Dataset excerpts |

-- -- --

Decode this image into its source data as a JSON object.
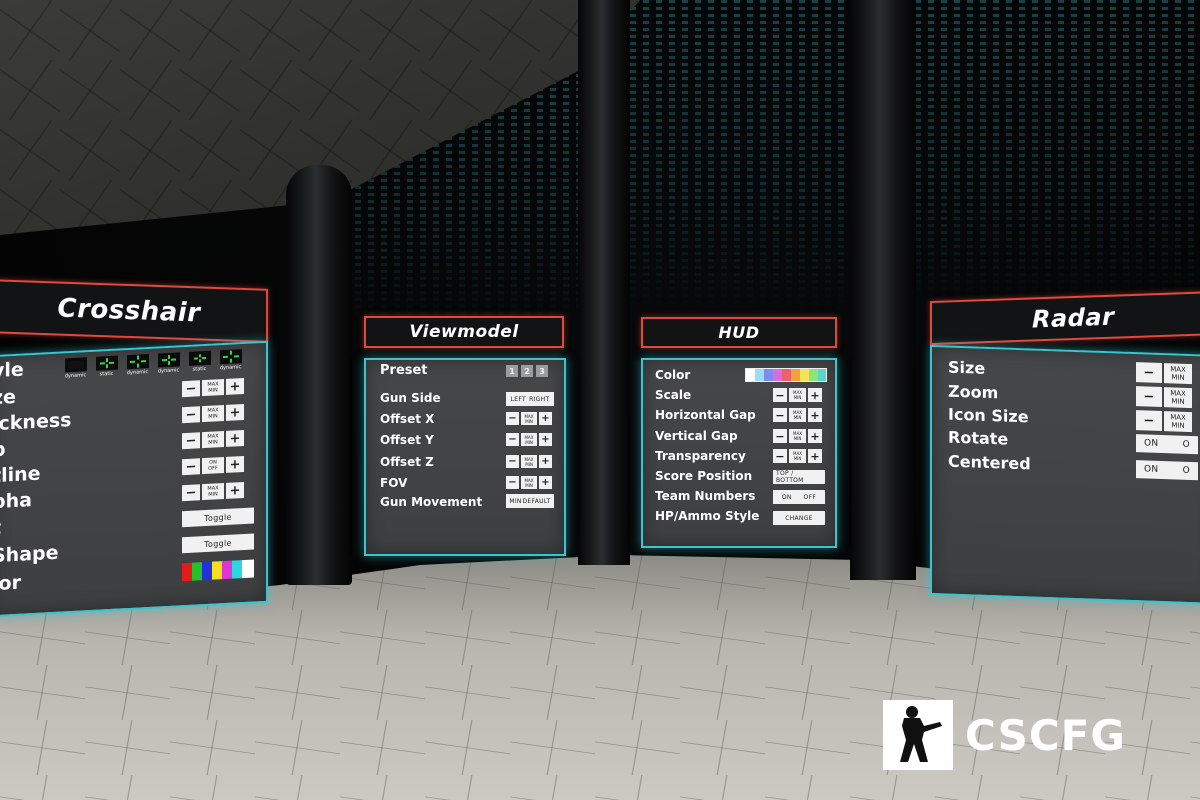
{
  "crosshair": {
    "title": "Crosshair",
    "rows": [
      "yle",
      "ze",
      "ickness",
      "p",
      "tline",
      "pha",
      "t",
      "Shape",
      "lor"
    ],
    "styles": [
      "dynamic",
      "static",
      "dynamic",
      "dynamic",
      "static",
      "dynamic"
    ],
    "minus": "−",
    "plus": "+",
    "maxmin": [
      "MAX",
      "MIN"
    ],
    "onoff": [
      "ON",
      "OFF"
    ],
    "toggle": "Toggle",
    "colors": [
      "#e21b1b",
      "#26c12a",
      "#2230e0",
      "#f2e21c",
      "#e234d6",
      "#2cd8e0",
      "#ffffff"
    ]
  },
  "viewmodel": {
    "title": "Viewmodel",
    "preset_label": "Preset",
    "presets": [
      "1",
      "2",
      "3"
    ],
    "rows": [
      "Gun Side",
      "Offset X",
      "Offset Y",
      "Offset Z",
      "FOV",
      "Gun Movement"
    ],
    "gun_side": [
      "LEFT",
      "RIGHT"
    ],
    "gun_movement": [
      "MIN",
      "DEFAULT"
    ]
  },
  "hud": {
    "title": "HUD",
    "rows": [
      "Color",
      "Scale",
      "Horizontal Gap",
      "Vertical Gap",
      "Transparency",
      "Score Position",
      "Team Numbers",
      "HP/Ammo Style"
    ],
    "score_position": "TOP / BOTTOM",
    "team_numbers": [
      "ON",
      "OFF"
    ],
    "hp_style": "CHANGE",
    "colors": [
      "#ffffff",
      "#9fdcf2",
      "#7b8cf0",
      "#d86be0",
      "#f0606a",
      "#f2a23c",
      "#f5e35a",
      "#8fe27c",
      "#5bd7c9"
    ]
  },
  "radar": {
    "title": "Radar",
    "rows": [
      "Size",
      "Zoom",
      "Icon Size",
      "Rotate",
      "Centered"
    ],
    "on": "ON",
    "off_partial": "O"
  },
  "logo": {
    "text": "CSCFG",
    "icon": "soldier-silhouette-icon"
  },
  "accents": {
    "title_border": "#e0493c",
    "panel_border": "#38c5cf"
  }
}
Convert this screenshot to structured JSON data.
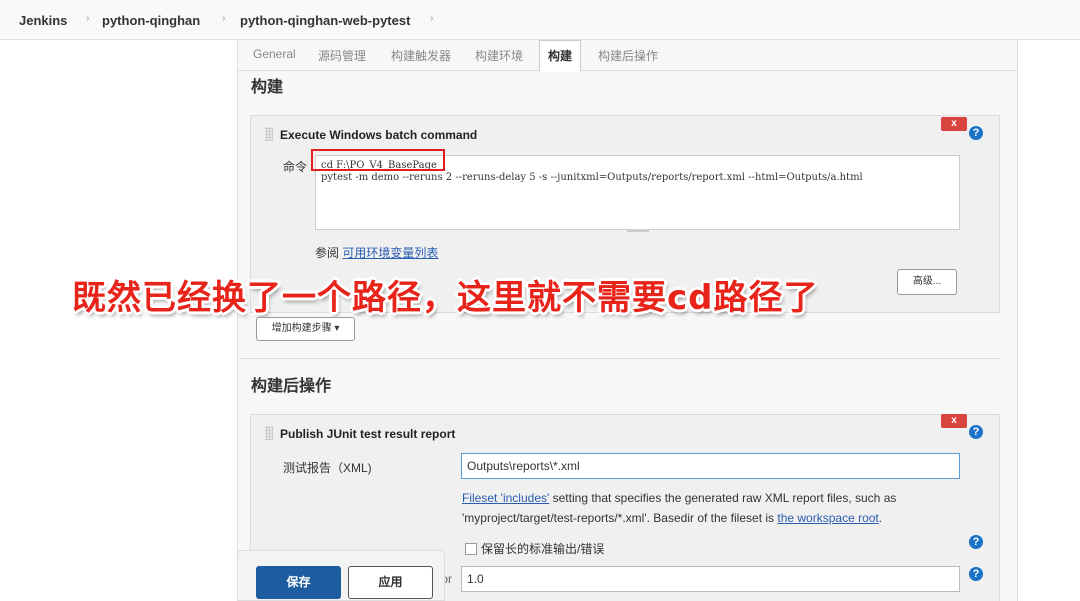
{
  "breadcrumb": {
    "items": [
      "Jenkins",
      "python-qinghan",
      "python-qinghan-web-pytest"
    ],
    "separator": "›"
  },
  "tabs": [
    "General",
    "源码管理",
    "构建触发器",
    "构建环境",
    "构建",
    "构建后操作"
  ],
  "active_tab": "构建",
  "build": {
    "section_title": "构建",
    "step_title": "Execute Windows batch command",
    "delete_label": "x",
    "help_glyph": "?",
    "command_label": "命令",
    "command_value": "cd F:\\PO_V4_BasePage\npytest -m demo --reruns 2 --reruns-delay 5 -s --junitxml=Outputs/reports/report.xml --html=Outputs/a.html",
    "see_prefix": "参阅 ",
    "env_link": "可用环境变量列表",
    "advanced_button": "高级...",
    "add_step_button": "增加构建步骤 ▾"
  },
  "annotation": "既然已经换了一个路径，这里就不需要cd路径了",
  "post_build": {
    "section_title": "构建后操作",
    "step_title": "Publish JUnit test result report",
    "delete_label": "x",
    "report_label": "测试报告（XML)",
    "report_value": "Outputs\\reports\\*.xml",
    "desc_link1": "Fileset 'includes'",
    "desc_text1": " setting that specifies the generated raw XML report files, such as 'myproject/target/test-reports/*.xml'. Basedir of the fileset is ",
    "desc_link2": "the workspace root",
    "desc_text2": ".",
    "checkbox_label": "保留长的标准输出/错误",
    "factor_label_partial": "ctor",
    "factor_value": "1.0"
  },
  "footer": {
    "save_label": "保存",
    "apply_label": "应用"
  },
  "colors": {
    "primary_button": "#1d5c9e",
    "delete_button": "#d9443f",
    "annotation_text": "#e8241a",
    "link": "#2a5db0",
    "help_icon": "#1a73c7"
  }
}
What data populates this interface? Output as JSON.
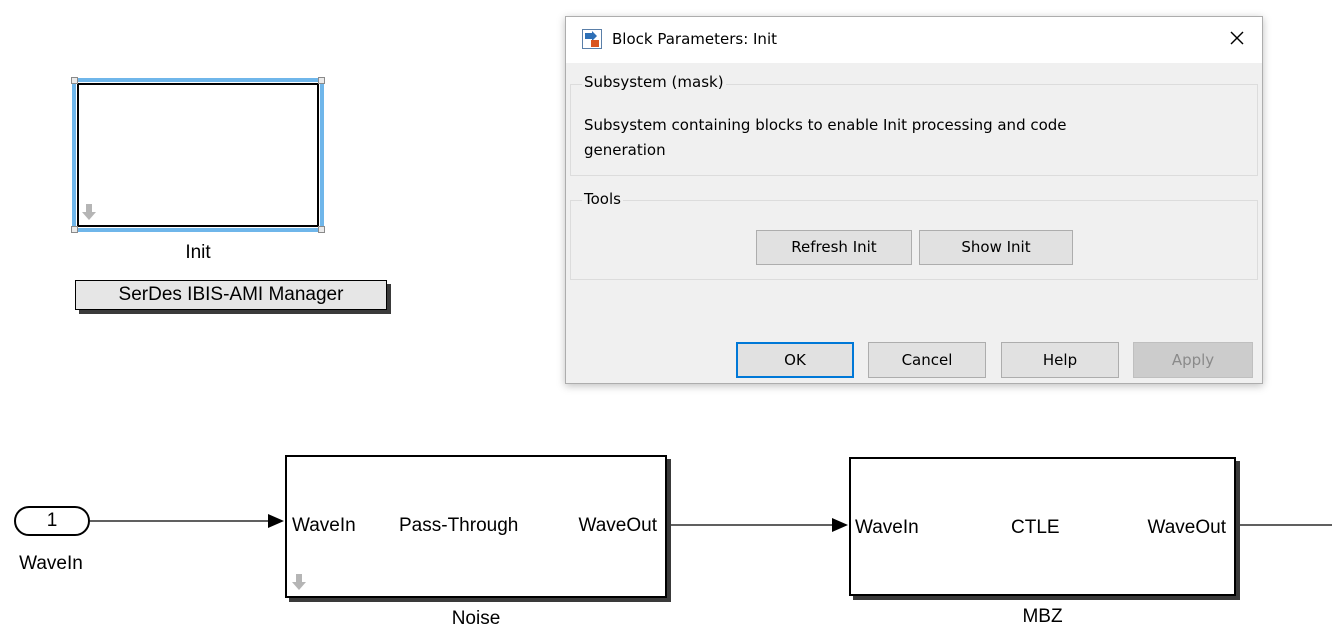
{
  "canvas": {
    "init_block": {
      "label": "Init"
    },
    "ami_manager_button": {
      "label": "SerDes IBIS-AMI Manager"
    },
    "inport": {
      "number": "1",
      "label": "WaveIn"
    },
    "noise_block": {
      "in_port": "WaveIn",
      "title": "Pass-Through",
      "out_port": "WaveOut",
      "label": "Noise"
    },
    "mbz_block": {
      "in_port": "WaveIn",
      "title": "CTLE",
      "out_port": "WaveOut",
      "label": "MBZ"
    }
  },
  "dialog": {
    "title": "Block Parameters: Init",
    "subsystem_group": {
      "legend": "Subsystem (mask)",
      "description_line1": "Subsystem containing blocks to enable Init processing and code",
      "description_line2": "generation"
    },
    "tools_group": {
      "legend": "Tools",
      "refresh_label": "Refresh Init",
      "show_label": "Show Init"
    },
    "buttons": {
      "ok": "OK",
      "cancel": "Cancel",
      "help": "Help",
      "apply": "Apply"
    }
  },
  "colors": {
    "selection_blue": "#6fb6ea",
    "dialog_bg": "#f0f0f0",
    "ok_focus": "#0078d7"
  }
}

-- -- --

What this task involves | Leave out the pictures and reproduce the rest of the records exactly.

Solution below |
Decode this image into its source data as a JSON object.
{
  "crosshair": {
    "title": "Crosshair",
    "rows": [
      "yle",
      "ze",
      "ickness",
      "p",
      "tline",
      "pha",
      "t",
      "Shape",
      "lor"
    ],
    "styles": [
      "dynamic",
      "static",
      "dynamic",
      "dynamic",
      "static",
      "dynamic"
    ],
    "minus": "−",
    "plus": "+",
    "maxmin": [
      "MAX",
      "MIN"
    ],
    "onoff": [
      "ON",
      "OFF"
    ],
    "toggle": "Toggle",
    "colors": [
      "#e21b1b",
      "#26c12a",
      "#2230e0",
      "#f2e21c",
      "#e234d6",
      "#2cd8e0",
      "#ffffff"
    ]
  },
  "viewmodel": {
    "title": "Viewmodel",
    "preset_label": "Preset",
    "presets": [
      "1",
      "2",
      "3"
    ],
    "rows": [
      "Gun Side",
      "Offset X",
      "Offset Y",
      "Offset Z",
      "FOV",
      "Gun Movement"
    ],
    "gun_side": [
      "LEFT",
      "RIGHT"
    ],
    "gun_movement": [
      "MIN",
      "DEFAULT"
    ]
  },
  "hud": {
    "title": "HUD",
    "rows": [
      "Color",
      "Scale",
      "Horizontal Gap",
      "Vertical Gap",
      "Transparency",
      "Score Position",
      "Team Numbers",
      "HP/Ammo Style"
    ],
    "score_position": "TOP / BOTTOM",
    "team_numbers": [
      "ON",
      "OFF"
    ],
    "hp_style": "CHANGE",
    "colors": [
      "#ffffff",
      "#9fdcf2",
      "#7b8cf0",
      "#d86be0",
      "#f0606a",
      "#f2a23c",
      "#f5e35a",
      "#8fe27c",
      "#5bd7c9"
    ]
  },
  "radar": {
    "title": "Radar",
    "rows": [
      "Size",
      "Zoom",
      "Icon Size",
      "Rotate",
      "Centered"
    ],
    "on": "ON",
    "off_partial": "O"
  },
  "logo": {
    "text": "CSCFG",
    "icon": "soldier-silhouette-icon"
  },
  "accents": {
    "title_border": "#e0493c",
    "panel_border": "#38c5cf"
  }
}
Convert this screenshot to structured JSON data.
{
  "breadcrumb": {
    "items": [
      "Jenkins",
      "python-qinghan",
      "python-qinghan-web-pytest"
    ],
    "separator": "›"
  },
  "tabs": [
    "General",
    "源码管理",
    "构建触发器",
    "构建环境",
    "构建",
    "构建后操作"
  ],
  "active_tab": "构建",
  "build": {
    "section_title": "构建",
    "step_title": "Execute Windows batch command",
    "delete_label": "x",
    "help_glyph": "?",
    "command_label": "命令",
    "command_value": "cd F:\\PO_V4_BasePage\npytest -m demo --reruns 2 --reruns-delay 5 -s --junitxml=Outputs/reports/report.xml --html=Outputs/a.html",
    "see_prefix": "参阅 ",
    "env_link": "可用环境变量列表",
    "advanced_button": "高级...",
    "add_step_button": "增加构建步骤 ▾"
  },
  "annotation": "既然已经换了一个路径，这里就不需要cd路径了",
  "post_build": {
    "section_title": "构建后操作",
    "step_title": "Publish JUnit test result report",
    "delete_label": "x",
    "report_label": "测试报告（XML)",
    "report_value": "Outputs\\reports\\*.xml",
    "desc_link1": "Fileset 'includes'",
    "desc_text1": " setting that specifies the generated raw XML report files, such as 'myproject/target/test-reports/*.xml'. Basedir of the fileset is ",
    "desc_link2": "the workspace root",
    "desc_text2": ".",
    "checkbox_label": "保留长的标准输出/错误",
    "factor_label_partial": "ctor",
    "factor_value": "1.0"
  },
  "footer": {
    "save_label": "保存",
    "apply_label": "应用"
  },
  "colors": {
    "primary_button": "#1d5c9e",
    "delete_button": "#d9443f",
    "annotation_text": "#e8241a",
    "link": "#2a5db0",
    "help_icon": "#1a73c7"
  }
}
What data populates this interface? Output as JSON.
{
  "canvas": {
    "init_block": {
      "label": "Init"
    },
    "ami_manager_button": {
      "label": "SerDes IBIS-AMI Manager"
    },
    "inport": {
      "number": "1",
      "label": "WaveIn"
    },
    "noise_block": {
      "in_port": "WaveIn",
      "title": "Pass-Through",
      "out_port": "WaveOut",
      "label": "Noise"
    },
    "mbz_block": {
      "in_port": "WaveIn",
      "title": "CTLE",
      "out_port": "WaveOut",
      "label": "MBZ"
    }
  },
  "dialog": {
    "title": "Block Parameters: Init",
    "subsystem_group": {
      "legend": "Subsystem (mask)",
      "description_line1": "Subsystem containing blocks to enable Init processing and code",
      "description_line2": "generation"
    },
    "tools_group": {
      "legend": "Tools",
      "refresh_label": "Refresh Init",
      "show_label": "Show Init"
    },
    "buttons": {
      "ok": "OK",
      "cancel": "Cancel",
      "help": "Help",
      "apply": "Apply"
    }
  },
  "colors": {
    "selection_blue": "#6fb6ea",
    "dialog_bg": "#f0f0f0",
    "ok_focus": "#0078d7"
  }
}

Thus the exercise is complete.